|Lee, Seonju - UGA-PLANT PATHOL|
|Sparks, Darrell - UGA-HORTICULTURE|
Submitted to: Journal of the American Society for Horticultural Science
Publication Type: Peer Reviewed Journal
Publication Acceptance Date: December 14, 1995
Publication Date: N/A
Interpretive Summary: Food safety could be increased by reducing the use of synthetic fungicides to protect crops. Naturally occurring mechanisms in plants that inhibit fungal growth could provide protection against pathogens. However, these mechanisms must first be identified. Growth of the fungus causing scab disease on pecan was studied with light and electron microscopy under controlled environmental conditions on leaves of pecan and other plants that do not develop scab disease. Researchers at the Russell Research Center, the Southeastern Fruit and Tree Nut Lab and the University of Georgia discovered that early stages of fungal growth occurred on all plants whether or not they develop the disease. The fungal growth necessary for developing pecan scab disease occurred within the leaf. Thus, developing naturally occurring control measures for scab disease should be focused on growth that occurs within the pecan leaf and not the leaf surface as was long believed.

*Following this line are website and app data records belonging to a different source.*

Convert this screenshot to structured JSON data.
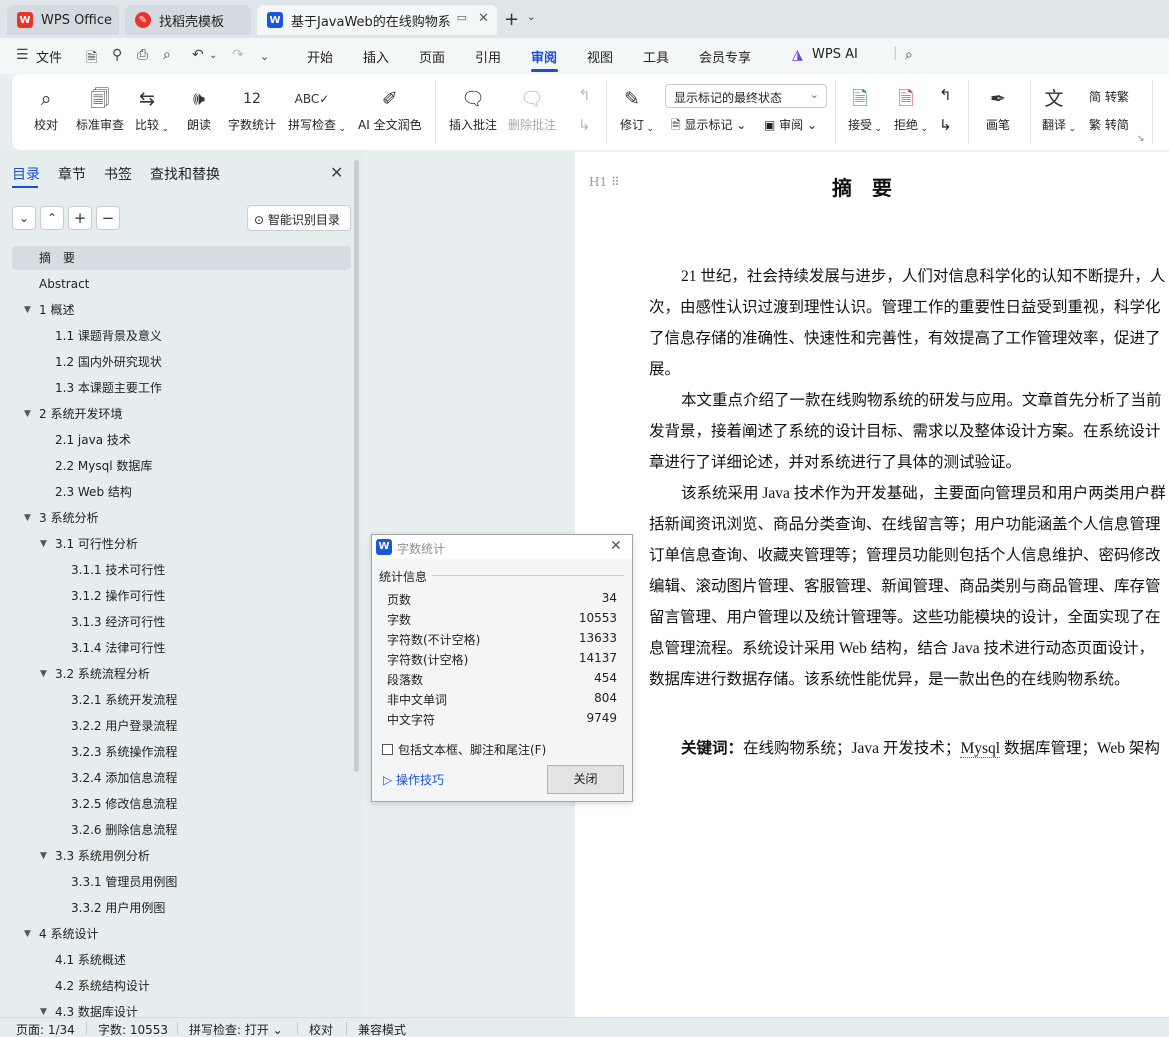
{
  "tabs": [
    {
      "label": "WPS Office",
      "icon": "wps-logo-icon"
    },
    {
      "label": "找稻壳模板",
      "icon": "docer-icon"
    },
    {
      "label": "基于JavaWeb的在线购物系统",
      "icon": "word-doc-icon"
    }
  ],
  "menu": {
    "file": "文件",
    "items": [
      "开始",
      "插入",
      "页面",
      "引用",
      "审阅",
      "视图",
      "工具",
      "会员专享",
      "WPS AI"
    ],
    "active": "审阅"
  },
  "ribbon": {
    "proofread": "校对",
    "standard_review": "标准审查",
    "compare": "比较",
    "read_aloud": "朗读",
    "word_count": "字数统计",
    "spell_check": "拼写检查",
    "ai_polish": "AI 全文润色",
    "insert_comment": "插入批注",
    "delete_comment": "删除批注",
    "revise": "修订",
    "markup_select": "显示标记的最终状态",
    "show_markup": "显示标记",
    "review": "审阅",
    "accept": "接受",
    "reject": "拒绝",
    "pen": "画笔",
    "translate": "翻译",
    "trad_simp_to_trad": "简 转繁",
    "trad_simp_to_simp": "繁 转简",
    "word_count_badge": "12"
  },
  "panel": {
    "tabs": [
      "目录",
      "章节",
      "书签",
      "查找和替换"
    ],
    "ai_toc": "智能识别目录",
    "toc": [
      {
        "label": "摘　要",
        "level": 1,
        "selected": true
      },
      {
        "label": "Abstract",
        "level": 1
      },
      {
        "label": "1  概述",
        "level": 1,
        "expanded": true
      },
      {
        "label": "1.1 课题背景及意义",
        "level": 2
      },
      {
        "label": "1.2  国内外研究现状",
        "level": 2
      },
      {
        "label": "1.3  本课题主要工作",
        "level": 2
      },
      {
        "label": "2  系统开发环境",
        "level": 1,
        "expanded": true
      },
      {
        "label": "2.1 java 技术",
        "level": 2
      },
      {
        "label": "2.2 Mysql 数据库",
        "level": 2
      },
      {
        "label": "2.3 Web 结构",
        "level": 2
      },
      {
        "label": "3  系统分析",
        "level": 1,
        "expanded": true
      },
      {
        "label": "3.1  可行性分析",
        "level": 2,
        "expanded": true
      },
      {
        "label": "3.1.1  技术可行性",
        "level": 3
      },
      {
        "label": "3.1.2 操作可行性",
        "level": 3
      },
      {
        "label": "3.1.3  经济可行性",
        "level": 3
      },
      {
        "label": "3.1.4  法律可行性",
        "level": 3
      },
      {
        "label": "3.2 系统流程分析",
        "level": 2,
        "expanded": true
      },
      {
        "label": "3.2.1 系统开发流程",
        "level": 3
      },
      {
        "label": "3.2.2  用户登录流程",
        "level": 3
      },
      {
        "label": "3.2.3  系统操作流程",
        "level": 3
      },
      {
        "label": "3.2.4  添加信息流程",
        "level": 3
      },
      {
        "label": "3.2.5  修改信息流程",
        "level": 3
      },
      {
        "label": "3.2.6  删除信息流程",
        "level": 3
      },
      {
        "label": "3.3 系统用例分析",
        "level": 2,
        "expanded": true
      },
      {
        "label": "3.3.1 管理员用例图",
        "level": 3
      },
      {
        "label": "3.3.2 用户用例图",
        "level": 3
      },
      {
        "label": "4  系统设计",
        "level": 1,
        "expanded": true
      },
      {
        "label": "4.1  系统概述",
        "level": 2
      },
      {
        "label": "4.2  系统结构设计",
        "level": 2
      },
      {
        "label": "4.3 数据库设计",
        "level": 2,
        "expanded": true
      }
    ]
  },
  "document": {
    "heading_mark": "H1",
    "title": "摘要",
    "lines": [
      "21 世纪，社会持续发展与进步，人们对信息科学化的认知不断提升，人",
      "次，由感性认识过渡到理性认识。管理工作的重要性日益受到重视，科学化",
      "了信息存储的准确性、快速性和完善性，有效提高了工作管理效率，促进了",
      "展。",
      "本文重点介绍了一款在线购物系统的研发与应用。文章首先分析了当前",
      "发背景，接着阐述了系统的设计目标、需求以及整体设计方案。在系统设计",
      "章进行了详细论述，并对系统进行了具体的测试验证。",
      "该系统采用 Java 技术作为开发基础，主要面向管理员和用户两类用户群",
      "括新闻资讯浏览、商品分类查询、在线留言等；用户功能涵盖个人信息管理",
      "订单信息查询、收藏夹管理等；管理员功能则包括个人信息维护、密码修改",
      "编辑、滚动图片管理、客服管理、新闻管理、商品类别与商品管理、库存管",
      "留言管理、用户管理以及统计管理等。这些功能模块的设计，全面实现了在",
      "息管理流程。系统设计采用 Web 结构，结合 Java 技术进行动态页面设计，",
      "数据库进行数据存储。该系统性能优异，是一款出色的在线购物系统。"
    ],
    "keywords_label": "关键词：",
    "keywords_text_a": "在线购物系统；Java 开发技术；",
    "keywords_mysql": "Mysql",
    "keywords_text_b": " 数据库管理；Web 架构"
  },
  "dialog": {
    "title": "字数统计",
    "group": "统计信息",
    "rows": [
      {
        "label": "页数",
        "value": "34"
      },
      {
        "label": "字数",
        "value": "10553"
      },
      {
        "label": "字符数(不计空格)",
        "value": "13633"
      },
      {
        "label": "字符数(计空格)",
        "value": "14137"
      },
      {
        "label": "段落数",
        "value": "454"
      },
      {
        "label": "非中文单词",
        "value": "804"
      },
      {
        "label": "中文字符",
        "value": "9749"
      }
    ],
    "checkbox_label": "包括文本框、脚注和尾注(F)",
    "tips": "操作技巧",
    "close": "关闭"
  },
  "status": {
    "page": "页面: 1/34",
    "words": "字数: 10553",
    "spell": "拼写检查: 打开",
    "proof": "校对",
    "compat": "兼容模式"
  },
  "colors": {
    "accent": "#1a4fd6",
    "wps_red": "#e8342a",
    "word_blue": "#1a57e0"
  }
}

Technical Abstract: Germ tube, appressorium, and subcuticular hypha development were analyzed on host and non-host leaves for the fungus causing scab on pecan. Plant features characterized for supporting fungal growth were genotype, adaxial and abaxial leaf surfaces, and leaf maturity. Germ tubes and appressoria developed on all plant leaves, despite genotype, leaf surface or maturity. Germ tube frequency on susceptible host plant, 'Wichita', was not significantly different from the non-host plant tobacco and significantly lower than resistant host cultivar 'Elliott'. Appressoria were of equal frequency on leaves of both pecan cultivars and tobacco. Adaxial and abaxial leaf surfaces were not different within a given genotype for supporting fungal development. 'Elliott' but not 'Wichita' leaf maturity influenced frequency of germ tubes and appressoria. Only immature leaves of susceptible 'Wichita' pecan supported subcuticular hyphae growth, the fungal stage specific for host susceptibility. Hence, resistance occurred at a plant site beneath the cuticle and at the fungal growth stage of hyphae development. Thus, resistance to the fungus causing scab occurs later than germ tube or appressorium development on the leaf surface and may result from mechanisms within, not on the surface, of the leaf cuticle.